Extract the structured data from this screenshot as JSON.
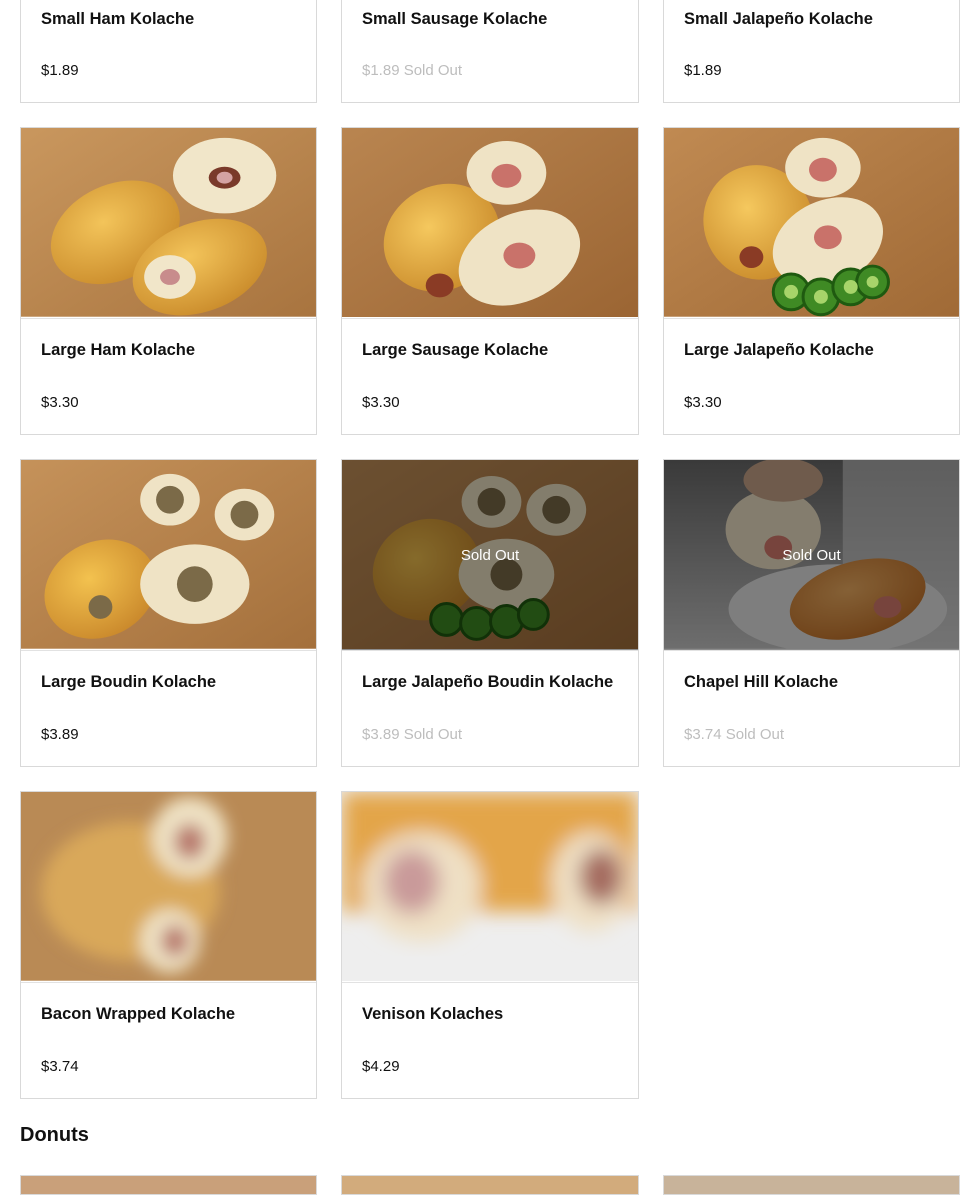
{
  "menu": {
    "items": [
      {
        "name": "Small Ham Kolache",
        "price": "$1.89",
        "sold_out": false,
        "image": null
      },
      {
        "name": "Small Sausage Kolache",
        "price": "$1.89 Sold Out",
        "sold_out": true,
        "image": null
      },
      {
        "name": "Small Jalapeño Kolache",
        "price": "$1.89",
        "sold_out": false,
        "image": null
      },
      {
        "name": "Large Ham Kolache",
        "price": "$3.30",
        "sold_out": false,
        "image": "ham-kolache-photo"
      },
      {
        "name": "Large Sausage Kolache",
        "price": "$3.30",
        "sold_out": false,
        "image": "sausage-kolache-photo"
      },
      {
        "name": "Large Jalapeño Kolache",
        "price": "$3.30",
        "sold_out": false,
        "image": "jalapeno-kolache-photo"
      },
      {
        "name": "Large Boudin Kolache",
        "price": "$3.89",
        "sold_out": false,
        "image": "boudin-kolache-photo"
      },
      {
        "name": "Large Jalapeño Boudin Kolache",
        "price": "$3.89 Sold Out",
        "sold_out": true,
        "image": "jalapeno-boudin-kolache-photo",
        "overlay": "Sold Out"
      },
      {
        "name": "Chapel Hill Kolache",
        "price": "$3.74 Sold Out",
        "sold_out": true,
        "image": "chapel-hill-kolache-photo",
        "overlay": "Sold Out"
      },
      {
        "name": "Bacon Wrapped Kolache",
        "price": "$3.74",
        "sold_out": false,
        "image": "bacon-wrapped-kolache-photo-blurred"
      },
      {
        "name": "Venison Kolaches",
        "price": "$4.29",
        "sold_out": false,
        "image": "venison-kolache-photo-blurred"
      }
    ]
  },
  "donuts": {
    "title": "Donuts"
  },
  "colors": {
    "sold_out_text": "#bdbdbd",
    "card_border": "#d9d9d9",
    "wood": "#b9864f"
  }
}
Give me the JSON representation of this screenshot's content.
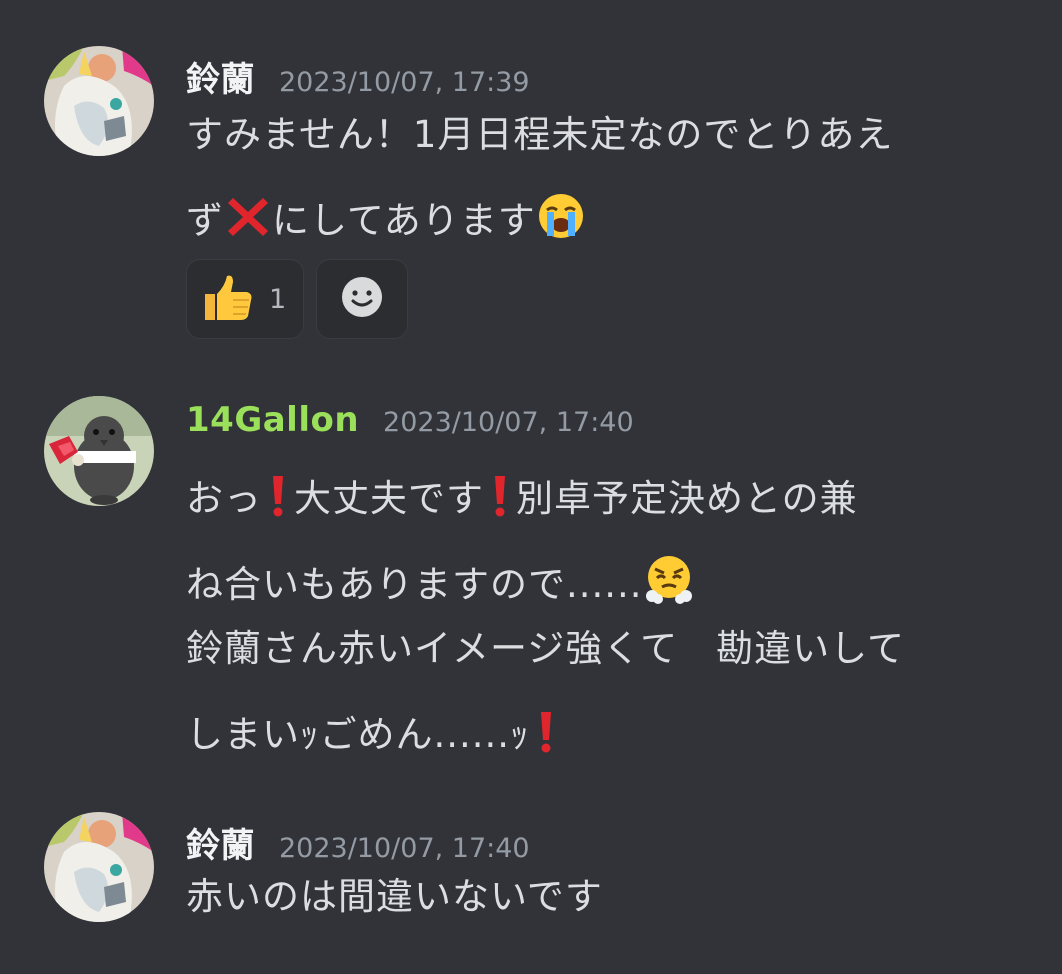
{
  "messages": [
    {
      "username": "鈴蘭",
      "timestamp": "2023/10/07, 17:39",
      "lines": {
        "l1": "すみません！1月日程未定なのでとりあえ",
        "l2a": "ず",
        "l2b": "にしてあります"
      },
      "emoji": [
        "cross-mark",
        "loudly-crying-face"
      ],
      "reactions": {
        "thumbs_up_count": "1",
        "icons": [
          "thumbs-up",
          "add-reaction"
        ]
      }
    },
    {
      "username": "14Gallon",
      "username_color": "#9be05a",
      "timestamp": "2023/10/07, 17:40",
      "lines": {
        "l1a": "おっ",
        "l1b": "大丈夫です",
        "l1c": "別卓予定決めとの兼",
        "l2": "ね合いもありますので......",
        "l3": "鈴蘭さん赤いイメージ強くて　勘違いして",
        "l4": "しまいｯごめん......ｯ"
      },
      "emoji": [
        "red-exclamation-mark",
        "face-with-steam"
      ]
    },
    {
      "username": "鈴蘭",
      "timestamp": "2023/10/07, 17:40",
      "lines": {
        "l1": "赤いのは間違いないです"
      }
    }
  ],
  "colors": {
    "background": "#313338",
    "text": "#dbdee1",
    "timestamp": "#949ba4",
    "reaction_bg": "#2b2d31"
  }
}
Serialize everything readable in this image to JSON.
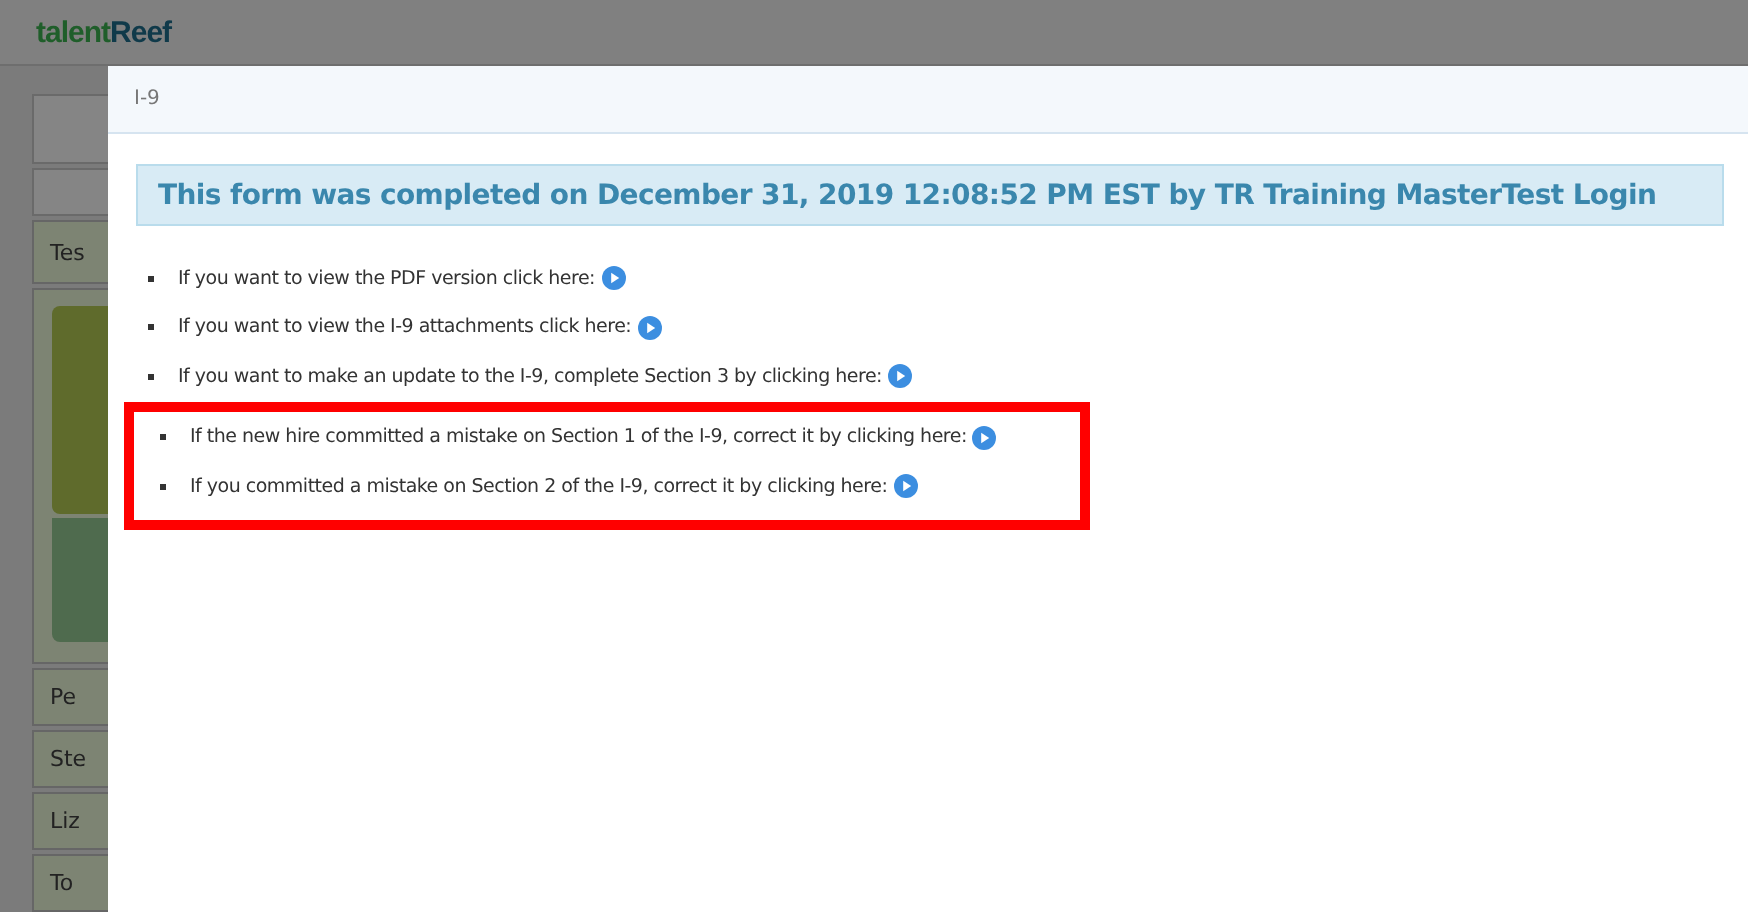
{
  "logo": {
    "first": "talent",
    "second": "Reef"
  },
  "background_panel": {
    "rows": [
      "Tes",
      "Pe",
      "Ste",
      "Liz",
      "To"
    ]
  },
  "dialog": {
    "title": "I-9",
    "banner": "This form was completed on December 31, 2019 12:08:52 PM EST by TR Training MasterTest Login",
    "items": [
      "If you want to view the PDF version click here:",
      "If you want to view the I-9 attachments click here:",
      "If you want to make an update to the I-9, complete Section 3 by clicking here:"
    ],
    "highlighted_items": [
      "If the new hire committed a mistake on Section 1 of the I-9, correct it by clicking here:",
      "If you committed a mistake on Section 2 of the I-9, correct it by clicking here:"
    ]
  }
}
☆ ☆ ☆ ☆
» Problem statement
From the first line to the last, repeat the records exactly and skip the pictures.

» Answer to this problem
Extract the structured data from this screenshot as JSON.
{
  "menu": {
    "items": [
      {
        "name": "Small Ham Kolache",
        "price": "$1.89",
        "sold_out": false,
        "image": null
      },
      {
        "name": "Small Sausage Kolache",
        "price": "$1.89 Sold Out",
        "sold_out": true,
        "image": null
      },
      {
        "name": "Small Jalapeño Kolache",
        "price": "$1.89",
        "sold_out": false,
        "image": null
      },
      {
        "name": "Large Ham Kolache",
        "price": "$3.30",
        "sold_out": false,
        "image": "ham-kolache-photo"
      },
      {
        "name": "Large Sausage Kolache",
        "price": "$3.30",
        "sold_out": false,
        "image": "sausage-kolache-photo"
      },
      {
        "name": "Large Jalapeño Kolache",
        "price": "$3.30",
        "sold_out": false,
        "image": "jalapeno-kolache-photo"
      },
      {
        "name": "Large Boudin Kolache",
        "price": "$3.89",
        "sold_out": false,
        "image": "boudin-kolache-photo"
      },
      {
        "name": "Large Jalapeño Boudin Kolache",
        "price": "$3.89 Sold Out",
        "sold_out": true,
        "image": "jalapeno-boudin-kolache-photo",
        "overlay": "Sold Out"
      },
      {
        "name": "Chapel Hill Kolache",
        "price": "$3.74 Sold Out",
        "sold_out": true,
        "image": "chapel-hill-kolache-photo",
        "overlay": "Sold Out"
      },
      {
        "name": "Bacon Wrapped Kolache",
        "price": "$3.74",
        "sold_out": false,
        "image": "bacon-wrapped-kolache-photo-blurred"
      },
      {
        "name": "Venison Kolaches",
        "price": "$4.29",
        "sold_out": false,
        "image": "venison-kolache-photo-blurred"
      }
    ]
  },
  "donuts": {
    "title": "Donuts"
  },
  "colors": {
    "sold_out_text": "#bdbdbd",
    "card_border": "#d9d9d9",
    "wood": "#b9864f"
  }
}
Give me the JSON representation of this screenshot's content.
{
  "messages": [
    {
      "username": "鈴蘭",
      "timestamp": "2023/10/07, 17:39",
      "lines": {
        "l1": "すみません！1月日程未定なのでとりあえ",
        "l2a": "ず",
        "l2b": "にしてあります"
      },
      "emoji": [
        "cross-mark",
        "loudly-crying-face"
      ],
      "reactions": {
        "thumbs_up_count": "1",
        "icons": [
          "thumbs-up",
          "add-reaction"
        ]
      }
    },
    {
      "username": "14Gallon",
      "username_color": "#9be05a",
      "timestamp": "2023/10/07, 17:40",
      "lines": {
        "l1a": "おっ",
        "l1b": "大丈夫です",
        "l1c": "別卓予定決めとの兼",
        "l2": "ね合いもありますので......",
        "l3": "鈴蘭さん赤いイメージ強くて　勘違いして",
        "l4": "しまいｯごめん......ｯ"
      },
      "emoji": [
        "red-exclamation-mark",
        "face-with-steam"
      ]
    },
    {
      "username": "鈴蘭",
      "timestamp": "2023/10/07, 17:40",
      "lines": {
        "l1": "赤いのは間違いないです"
      }
    }
  ],
  "colors": {
    "background": "#313338",
    "text": "#dbdee1",
    "timestamp": "#949ba4",
    "reaction_bg": "#2b2d31"
  }
}
Serialize everything readable in this image to JSON.
{
  "logo": {
    "first": "talent",
    "second": "Reef"
  },
  "background_panel": {
    "rows": [
      "Tes",
      "Pe",
      "Ste",
      "Liz",
      "To"
    ]
  },
  "dialog": {
    "title": "I-9",
    "banner": "This form was completed on December 31, 2019 12:08:52 PM EST by TR Training MasterTest Login",
    "items": [
      "If you want to view the PDF version click here:",
      "If you want to view the I-9 attachments click here:",
      "If you want to make an update to the I-9, complete Section 3 by clicking here:"
    ],
    "highlighted_items": [
      "If the new hire committed a mistake on Section 1 of the I-9, correct it by clicking here:",
      "If you committed a mistake on Section 2 of the I-9, correct it by clicking here:"
    ]
  }
}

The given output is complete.